For those of you who don’t know what palm oil is, it is a substance extracted from the fruit of the oil palm tree and is used in an unthinkable amount of products that everyone uses on a day-to-day basis across the globe. To put things into perspective, it is the second most widely produced consumable oil. Products in which palm oil has been found in include food (bread, biscuits, crisps, chocolate and batter mix’s) as the oil gives the product a longer shelf life, toothpaste, soap, shampoo, various cosmetics, and most recently, biodiesel.

So please, spare a few minutes to check your product labels and please seek better, palm oil free alternatives. If it lists any of the following ingredients, then it contains palm oil and subsequently you are unfortunately and unknowingly contributing to the demand of palm oil production: Palm oil kernel, “Palmitate” or “Palmate”, Elaeis gunieensis, Hydrated Palm Gylcerides Hexadecanoic or Palmitic Acid. Unfortunately, there are lots of other names for this, which are no doubt ways in which the producer is trying to con us into believing they support the protection of endangered species, which can be found here.

By making this one small change, you are taking a stand against the destruction of our beautiful planet and the wonderful species that live on it.

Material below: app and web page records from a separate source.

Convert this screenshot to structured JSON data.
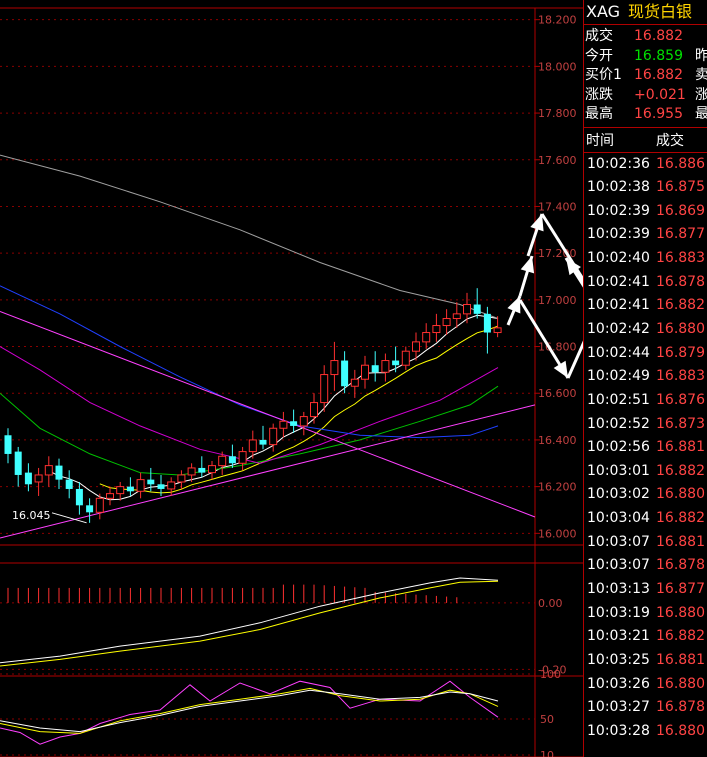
{
  "panel": {
    "symbol": "XAG",
    "name": "现货白银",
    "quotes": [
      {
        "label": "成交",
        "value": "16.882",
        "color": "#ff4444",
        "right": ""
      },
      {
        "label": "今开",
        "value": "16.859",
        "color": "#00e000",
        "right": "昨"
      },
      {
        "label": "买价1",
        "value": "16.882",
        "color": "#ff4444",
        "right": "卖"
      },
      {
        "label": "涨跌",
        "value": "+0.021",
        "color": "#ff4444",
        "right": "涨"
      },
      {
        "label": "最高",
        "value": "16.955",
        "color": "#ff4444",
        "right": "最"
      }
    ],
    "header_time": "时间",
    "header_price": "成交",
    "ticks": [
      {
        "time": "10:02:36",
        "price": "16.886"
      },
      {
        "time": "10:02:38",
        "price": "16.875"
      },
      {
        "time": "10:02:39",
        "price": "16.869"
      },
      {
        "time": "10:02:39",
        "price": "16.877"
      },
      {
        "time": "10:02:40",
        "price": "16.883"
      },
      {
        "time": "10:02:41",
        "price": "16.878"
      },
      {
        "time": "10:02:41",
        "price": "16.882"
      },
      {
        "time": "10:02:42",
        "price": "16.880"
      },
      {
        "time": "10:02:44",
        "price": "16.879"
      },
      {
        "time": "10:02:49",
        "price": "16.883"
      },
      {
        "time": "10:02:51",
        "price": "16.876"
      },
      {
        "time": "10:02:52",
        "price": "16.873"
      },
      {
        "time": "10:02:56",
        "price": "16.881"
      },
      {
        "time": "10:03:01",
        "price": "16.882"
      },
      {
        "time": "10:03:02",
        "price": "16.880"
      },
      {
        "time": "10:03:04",
        "price": "16.882"
      },
      {
        "time": "10:03:07",
        "price": "16.881"
      },
      {
        "time": "10:03:07",
        "price": "16.878"
      },
      {
        "time": "10:03:13",
        "price": "16.877"
      },
      {
        "time": "10:03:19",
        "price": "16.880"
      },
      {
        "time": "10:03:21",
        "price": "16.882"
      },
      {
        "time": "10:03:25",
        "price": "16.881"
      },
      {
        "time": "10:03:26",
        "price": "16.880"
      },
      {
        "time": "10:03:27",
        "price": "16.878"
      },
      {
        "time": "10:03:28",
        "price": "16.880"
      }
    ]
  },
  "chart_data": [
    {
      "type": "candlestick",
      "ylim": [
        15.95,
        18.25
      ],
      "yticks": [
        "16.000",
        "16.200",
        "16.400",
        "16.600",
        "16.800",
        "17.000",
        "17.200",
        "17.400",
        "17.600",
        "17.800",
        "18.000",
        "18.200"
      ],
      "annotation_low": "16.045",
      "ohlc": [
        [
          16.42,
          16.45,
          16.3,
          16.34
        ],
        [
          16.35,
          16.37,
          16.2,
          16.25
        ],
        [
          16.26,
          16.3,
          16.18,
          16.21
        ],
        [
          16.22,
          16.28,
          16.16,
          16.25
        ],
        [
          16.25,
          16.33,
          16.2,
          16.29
        ],
        [
          16.29,
          16.32,
          16.19,
          16.23
        ],
        [
          16.23,
          16.27,
          16.15,
          16.19
        ],
        [
          16.19,
          16.22,
          16.08,
          16.12
        ],
        [
          16.12,
          16.15,
          16.045,
          16.09
        ],
        [
          16.09,
          16.17,
          16.06,
          16.15
        ],
        [
          16.15,
          16.2,
          16.12,
          16.17
        ],
        [
          16.17,
          16.22,
          16.14,
          16.2
        ],
        [
          16.2,
          16.24,
          16.16,
          16.18
        ],
        [
          16.18,
          16.26,
          16.15,
          16.23
        ],
        [
          16.23,
          16.28,
          16.18,
          16.21
        ],
        [
          16.21,
          16.25,
          16.16,
          16.19
        ],
        [
          16.19,
          16.24,
          16.16,
          16.22
        ],
        [
          16.22,
          16.27,
          16.19,
          16.25
        ],
        [
          16.25,
          16.3,
          16.22,
          16.28
        ],
        [
          16.28,
          16.33,
          16.24,
          16.26
        ],
        [
          16.26,
          16.31,
          16.23,
          16.29
        ],
        [
          16.29,
          16.35,
          16.25,
          16.33
        ],
        [
          16.33,
          16.38,
          16.28,
          16.3
        ],
        [
          16.3,
          16.37,
          16.27,
          16.35
        ],
        [
          16.35,
          16.44,
          16.32,
          16.4
        ],
        [
          16.4,
          16.46,
          16.36,
          16.38
        ],
        [
          16.38,
          16.47,
          16.35,
          16.45
        ],
        [
          16.45,
          16.52,
          16.41,
          16.48
        ],
        [
          16.48,
          16.53,
          16.43,
          16.46
        ],
        [
          16.46,
          16.52,
          16.42,
          16.5
        ],
        [
          16.5,
          16.6,
          16.47,
          16.56
        ],
        [
          16.56,
          16.72,
          16.52,
          16.68
        ],
        [
          16.68,
          16.82,
          16.61,
          16.74
        ],
        [
          16.74,
          16.78,
          16.6,
          16.63
        ],
        [
          16.63,
          16.7,
          16.58,
          16.66
        ],
        [
          16.66,
          16.76,
          16.62,
          16.72
        ],
        [
          16.72,
          16.78,
          16.65,
          16.69
        ],
        [
          16.69,
          16.77,
          16.65,
          16.74
        ],
        [
          16.74,
          16.8,
          16.69,
          16.72
        ],
        [
          16.72,
          16.8,
          16.7,
          16.78
        ],
        [
          16.78,
          16.86,
          16.74,
          16.82
        ],
        [
          16.82,
          16.9,
          16.79,
          16.86
        ],
        [
          16.86,
          16.94,
          16.82,
          16.89
        ],
        [
          16.89,
          16.96,
          16.85,
          16.92
        ],
        [
          16.92,
          16.99,
          16.88,
          16.94
        ],
        [
          16.94,
          17.03,
          16.9,
          16.98
        ],
        [
          16.98,
          17.05,
          16.92,
          16.94
        ],
        [
          16.94,
          16.97,
          16.77,
          16.86
        ],
        [
          16.86,
          16.93,
          16.84,
          16.88
        ]
      ]
    },
    {
      "type": "bar",
      "ylim": [
        -0.22,
        0.12
      ],
      "yticks": [
        "0.00",
        "-0.20"
      ]
    },
    {
      "type": "line",
      "ylim": [
        10,
        100
      ],
      "yticks": [
        "100",
        "50",
        "10"
      ]
    }
  ]
}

Please start by signing this petition. I was the 7,507th person to sign it, but it needs a lot more. It takes 5 seconds to do – it is most definitely 5 seconds well spent!

First ranting blog, officially over. Promise.

Images – Orangutan: theguardian.com. Palm Oil plantation: blogspot.

Kick it

#3: What’s the 11th item on your bucket list?

I don’t actually have a physical, written down bucket list (although maybe it should be a 2014 resolution?)… it’s more along the lines of several mental post-it notes of what I want to achieve in my lifetime! My main one though is to travel to Uganda and Borneo to be face-to-face with Mountain Gorillas and Orangutans, since for as long as I can remember, I’ve had an extreme fascination with primates. I have visited Monkey World in Dorset, on several occasions (as they are a rescue centre, not a zoo!) and to show my support I have adopted Bart the chimp, donated unwanted sheets and towels as well as purchasing a paving brick for the ‘Walk of Thanks’ (which can be found near the mischievous Capuchin Monkeys!). I also got the chance to meet a hero of mine in December last year, as mentioned in previous blog posts, in assistanting Dr Jane Goodall on stage at her Roots & Shoots Awards Ceremony – I must admit, I was completely awestruck! 

… I’ll keep you updated if I do ever make a physical bucket list!